If you have a character cross the room to pick up a pencil, there are two ways to say it.
One is to say:
He walked across the room and picked up the pencil.
Another way is:
He inched his way across the floor to the table where he reached out his trembling fingers and picked up the pencil.
Neither one of those is very good because let’s face it picking up a pencil isn’t that damn interesting.
But what if his daughter is about to be murdered in the next room and he’s a pacifist and it’s not a pencil but a knife or a gun? Now going over and picking up the pencil/gun is much more interesting.
But we would make the same mistake, wouldn’t we?
We’d say he raced across the room and grabbed the gun.
Which is why I made it a pencil first, so you’d all see how dull that writing is. Making it a gun and changing the situation changed the overall tension, but we still need to draw that reader in more!
We might say:
Rubbing his hand over his forehead, he looked at the wall, hearing his daughters screams from the other side. He inched his way to the table, reaching out with his trembling hand to pick up the gun.
See what I mean? Now, we have some dilemma. Tension. We had that before, though.
But we’ve added depth to the emotions. We’ve:
heightened the reading experience for the reader by
showing physical manifestations of the character’s emotions in the scene,
allowing the reader to conclude the character feels a certain way, and thereby
immersing the reader in the story more.
And while it’s perfectly suitable to say he reached over and grabbed the gun, sometimes it’s better to dive deep and amplify what the character is going through at that moment. Don’t say he’s nervous; show his trembling fingers and sweaty brow. Don’t say he hesitates; show him staring at the wall and hearing his daughter and running his hands through his hair.

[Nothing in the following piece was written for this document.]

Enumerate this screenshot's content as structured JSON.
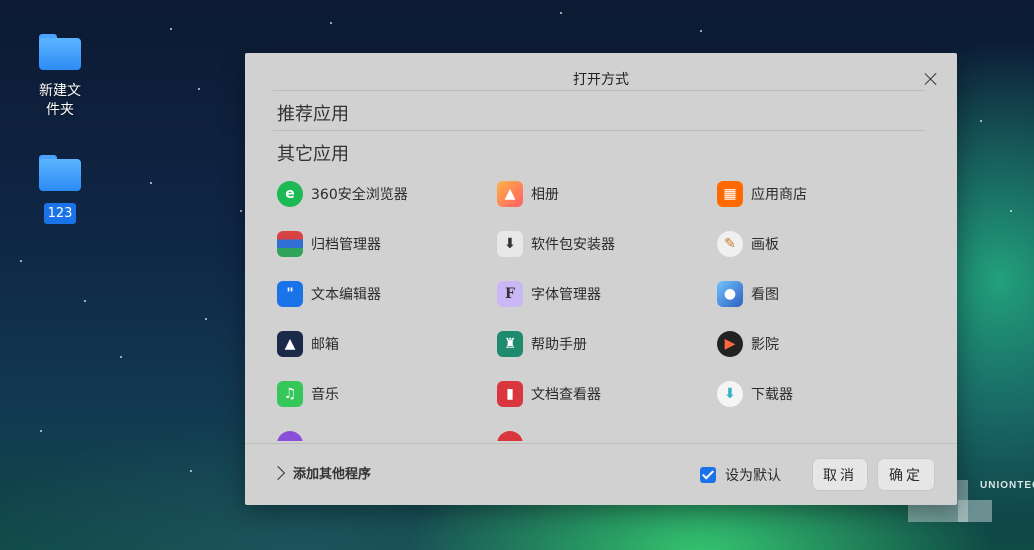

These are things that physically show what’s going on and allow the reader to conclude he’s nervous and conflicted about what he’s going to do.
And it takes a lot of effort to write the scene, get the characters all doing what they’re supposed to do, and make things as intense as they need to be – all in one take. It’s work! And it’s tiring! And you’re doing it while also thinking about how he rushes in and confronts the bad guys –

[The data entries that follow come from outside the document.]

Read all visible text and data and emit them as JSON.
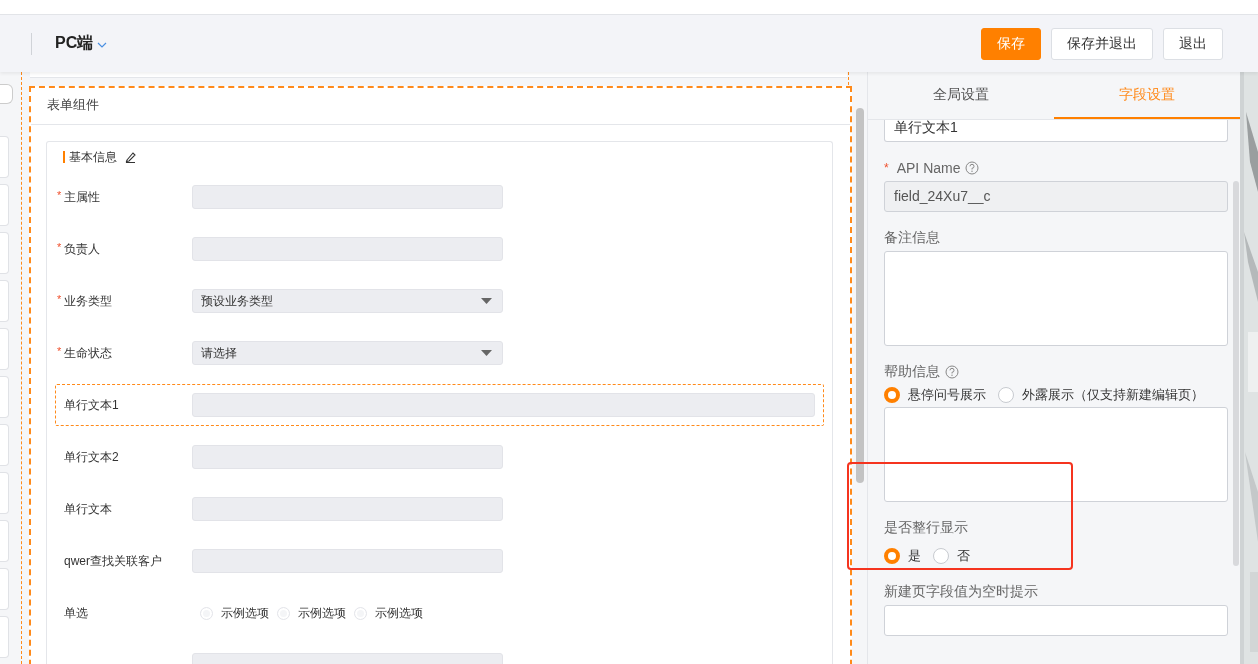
{
  "header": {
    "platform": "PC端",
    "buttons": [
      {
        "label": "保存",
        "kind": "primary"
      },
      {
        "label": "保存并退出",
        "kind": "default"
      },
      {
        "label": "退出",
        "kind": "default"
      }
    ]
  },
  "palette": [
    {
      "kind": "search"
    },
    {
      "kind": "card"
    },
    {
      "kind": "card"
    },
    {
      "kind": "card"
    },
    {
      "kind": "card"
    },
    {
      "kind": "card"
    },
    {
      "kind": "card"
    },
    {
      "kind": "card"
    },
    {
      "kind": "card"
    },
    {
      "kind": "card"
    },
    {
      "kind": "card"
    },
    {
      "kind": "card"
    }
  ],
  "canvas": {
    "panel_title": "表单组件",
    "section_title": "基本信息",
    "fields": [
      {
        "label": "主属性",
        "required_mark": "*",
        "kind": "text",
        "selected": false
      },
      {
        "label": "负责人",
        "required_mark": "*",
        "kind": "text",
        "selected": false
      },
      {
        "label": "业务类型",
        "required_mark": "*",
        "kind": "select",
        "value": "预设业务类型",
        "selected": false
      },
      {
        "label": "生命状态",
        "required_mark": "*",
        "kind": "select",
        "value": "请选择",
        "selected": false
      },
      {
        "label": "单行文本1",
        "kind": "text",
        "selected": true
      },
      {
        "label": "单行文本2",
        "kind": "text",
        "selected": false
      },
      {
        "label": "单行文本",
        "kind": "text",
        "selected": false
      },
      {
        "label": "qwer查找关联客户",
        "kind": "text",
        "selected": false
      },
      {
        "label": "单选",
        "kind": "radio",
        "selected": false,
        "options": [
          {
            "label": "示例选项",
            "selected": false
          },
          {
            "label": "示例选项",
            "selected": false
          },
          {
            "label": "示例选项",
            "selected": false
          }
        ]
      },
      {
        "kind": "text",
        "selected": false
      }
    ]
  },
  "settings": {
    "tabs": [
      {
        "label": "全局设置",
        "selected": false
      },
      {
        "label": "字段设置",
        "selected": true
      }
    ],
    "fields": [
      {
        "kind": "input",
        "value": "单行文本1",
        "disabled": false
      },
      {
        "kind": "input",
        "label": "API Name",
        "required_mark": "*",
        "help": true,
        "value": "field_24Xu7__c",
        "disabled": true
      },
      {
        "kind": "textarea",
        "label": "备注信息"
      },
      {
        "kind": "radios-textarea",
        "label": "帮助信息",
        "help": true,
        "options": [
          {
            "label": "悬停问号展示",
            "selected": true
          },
          {
            "label": "外露展示（仅支持新建编辑页）",
            "selected": false
          }
        ]
      },
      {
        "kind": "radios",
        "label": "是否整行显示",
        "annotated": true,
        "options": [
          {
            "label": "是",
            "selected": true
          },
          {
            "label": "否",
            "selected": false
          }
        ]
      },
      {
        "kind": "input",
        "label": "新建页字段值为空时提示",
        "disabled": false
      }
    ]
  }
}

so are you 100% focused on the reader’s experience?
You say he grabbed the gun – and you assume the reader totally understands the character’s mindset because YOU do. You see it all, the screams and the panic and the fear . . .
But is what you had in your head what you put on the page?
Not after the first draft, usually.
So you can’t do it all the time, but you’re going to have certain places in your story where you innately want to do it. Those will be fine. You’ll spend time on those because they’re important.
I’m telling you to go back when you’re done with the story and find other places where you can really raise up the tension or emotion or drama. Because they’re ALL important, or they shouldn’t be in the story.
And let’s face it. Reading is an escape. It’s done for pleasure.
If it’s a pleasurable escape,
make sure when you put your readers on the roller coaster you take them to the top of the big hill AND the bottom of the big hill
– and lots of other hills in between.
The twists and turns and all the things that make the roller coaster riders scream with glee are the kind of things you want in your story for your reader to rave about to their friends.